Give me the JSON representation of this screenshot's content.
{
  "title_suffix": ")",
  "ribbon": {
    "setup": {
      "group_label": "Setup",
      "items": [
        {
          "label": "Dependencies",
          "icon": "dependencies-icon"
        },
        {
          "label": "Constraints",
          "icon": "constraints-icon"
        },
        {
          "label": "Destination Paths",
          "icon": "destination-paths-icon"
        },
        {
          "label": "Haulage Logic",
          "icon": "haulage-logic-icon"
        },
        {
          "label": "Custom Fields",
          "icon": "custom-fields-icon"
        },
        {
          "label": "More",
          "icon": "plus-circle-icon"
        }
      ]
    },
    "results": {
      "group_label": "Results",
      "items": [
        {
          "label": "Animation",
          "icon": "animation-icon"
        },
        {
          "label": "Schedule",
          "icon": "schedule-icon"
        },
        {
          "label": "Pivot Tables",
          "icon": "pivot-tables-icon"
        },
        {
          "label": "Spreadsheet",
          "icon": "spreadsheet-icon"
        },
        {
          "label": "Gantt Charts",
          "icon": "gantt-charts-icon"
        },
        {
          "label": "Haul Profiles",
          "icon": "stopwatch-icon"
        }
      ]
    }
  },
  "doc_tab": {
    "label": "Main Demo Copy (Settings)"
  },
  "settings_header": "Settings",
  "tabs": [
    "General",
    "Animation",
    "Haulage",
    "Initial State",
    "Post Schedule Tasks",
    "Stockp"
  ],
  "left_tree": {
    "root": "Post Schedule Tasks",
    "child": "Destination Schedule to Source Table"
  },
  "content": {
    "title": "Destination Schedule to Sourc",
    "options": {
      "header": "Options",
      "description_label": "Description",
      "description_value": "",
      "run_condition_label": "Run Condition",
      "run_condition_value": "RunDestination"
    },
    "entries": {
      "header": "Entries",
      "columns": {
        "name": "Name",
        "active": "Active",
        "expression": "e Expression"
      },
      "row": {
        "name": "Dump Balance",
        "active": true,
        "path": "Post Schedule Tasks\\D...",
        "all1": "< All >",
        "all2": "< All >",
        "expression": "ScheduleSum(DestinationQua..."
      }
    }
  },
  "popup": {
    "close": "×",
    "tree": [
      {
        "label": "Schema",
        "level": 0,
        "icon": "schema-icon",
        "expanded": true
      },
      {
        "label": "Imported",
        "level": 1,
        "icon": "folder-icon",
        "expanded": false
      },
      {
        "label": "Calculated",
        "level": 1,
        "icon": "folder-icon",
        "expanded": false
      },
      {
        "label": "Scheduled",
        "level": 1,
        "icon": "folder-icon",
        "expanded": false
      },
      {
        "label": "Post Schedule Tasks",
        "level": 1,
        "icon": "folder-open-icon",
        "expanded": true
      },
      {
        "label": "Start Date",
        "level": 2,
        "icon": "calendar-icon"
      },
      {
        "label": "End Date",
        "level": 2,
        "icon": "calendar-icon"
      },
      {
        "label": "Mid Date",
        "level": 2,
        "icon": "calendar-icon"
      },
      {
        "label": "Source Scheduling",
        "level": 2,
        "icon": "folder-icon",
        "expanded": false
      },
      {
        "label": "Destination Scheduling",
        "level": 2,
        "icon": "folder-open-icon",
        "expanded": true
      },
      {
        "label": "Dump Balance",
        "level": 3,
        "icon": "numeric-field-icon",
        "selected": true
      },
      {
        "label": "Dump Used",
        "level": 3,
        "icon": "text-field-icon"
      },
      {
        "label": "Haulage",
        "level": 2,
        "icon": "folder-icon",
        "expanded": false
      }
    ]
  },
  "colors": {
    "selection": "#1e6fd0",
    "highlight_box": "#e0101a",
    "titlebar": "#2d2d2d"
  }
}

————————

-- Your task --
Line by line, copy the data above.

-- Completed task --
Give me the JSON representation of this screenshot's content.
{
  "title_suffix": ")",
  "ribbon": {
    "setup": {
      "group_label": "Setup",
      "items": [
        {
          "label": "Dependencies",
          "icon": "dependencies-icon"
        },
        {
          "label": "Constraints",
          "icon": "constraints-icon"
        },
        {
          "label": "Destination Paths",
          "icon": "destination-paths-icon"
        },
        {
          "label": "Haulage Logic",
          "icon": "haulage-logic-icon"
        },
        {
          "label": "Custom Fields",
          "icon": "custom-fields-icon"
        },
        {
          "label": "More",
          "icon": "plus-circle-icon"
        }
      ]
    },
    "results": {
      "group_label": "Results",
      "items": [
        {
          "label": "Animation",
          "icon": "animation-icon"
        },
        {
          "label": "Schedule",
          "icon": "schedule-icon"
        },
        {
          "label": "Pivot Tables",
          "icon": "pivot-tables-icon"
        },
        {
          "label": "Spreadsheet",
          "icon": "spreadsheet-icon"
        },
        {
          "label": "Gantt Charts",
          "icon": "gantt-charts-icon"
        },
        {
          "label": "Haul Profiles",
          "icon": "stopwatch-icon"
        }
      ]
    }
  },
  "doc_tab": {
    "label": "Main Demo Copy (Settings)"
  },
  "settings_header": "Settings",
  "tabs": [
    "General",
    "Animation",
    "Haulage",
    "Initial State",
    "Post Schedule Tasks",
    "Stockp"
  ],
  "left_tree": {
    "root": "Post Schedule Tasks",
    "child": "Destination Schedule to Source Table"
  },
  "content": {
    "title": "Destination Schedule to Sourc",
    "options": {
      "header": "Options",
      "description_label": "Description",
      "description_value": "",
      "run_condition_label": "Run Condition",
      "run_condition_value": "RunDestination"
    },
    "entries": {
      "header": "Entries",
      "columns": {
        "name": "Name",
        "active": "Active",
        "expression": "e Expression"
      },
      "row": {
        "name": "Dump Balance",
        "active": true,
        "path": "Post Schedule Tasks\\D...",
        "all1": "< All >",
        "all2": "< All >",
        "expression": "ScheduleSum(DestinationQua..."
      }
    }
  },
  "popup": {
    "close": "×",
    "tree": [
      {
        "label": "Schema",
        "level": 0,
        "icon": "schema-icon",
        "expanded": true
      },
      {
        "label": "Imported",
        "level": 1,
        "icon": "folder-icon",
        "expanded": false
      },
      {
        "label": "Calculated",
        "level": 1,
        "icon": "folder-icon",
        "expanded": false
      },
      {
        "label": "Scheduled",
        "level": 1,
        "icon": "folder-icon",
        "expanded": false
      },
      {
        "label": "Post Schedule Tasks",
        "level": 1,
        "icon": "folder-open-icon",
        "expanded": true
      },
      {
        "label": "Start Date",
        "level": 2,
        "icon": "calendar-icon"
      },
      {
        "label": "End Date",
        "level": 2,
        "icon": "calendar-icon"
      },
      {
        "label": "Mid Date",
        "level": 2,
        "icon": "calendar-icon"
      },
      {
        "label": "Source Scheduling",
        "level": 2,
        "icon": "folder-icon",
        "expanded": false
      },
      {
        "label": "Destination Scheduling",
        "level": 2,
        "icon": "folder-open-icon",
        "expanded": true
      },
      {
        "label": "Dump Balance",
        "level": 3,
        "icon": "numeric-field-icon",
        "selected": true
      },
      {
        "label": "Dump Used",
        "level": 3,
        "icon": "text-field-icon"
      },
      {
        "label": "Haulage",
        "level": 2,
        "icon": "folder-icon",
        "expanded": false
      }
    ]
  },
  "colors": {
    "selection": "#1e6fd0",
    "highlight_box": "#e0101a",
    "titlebar": "#2d2d2d"
  }
}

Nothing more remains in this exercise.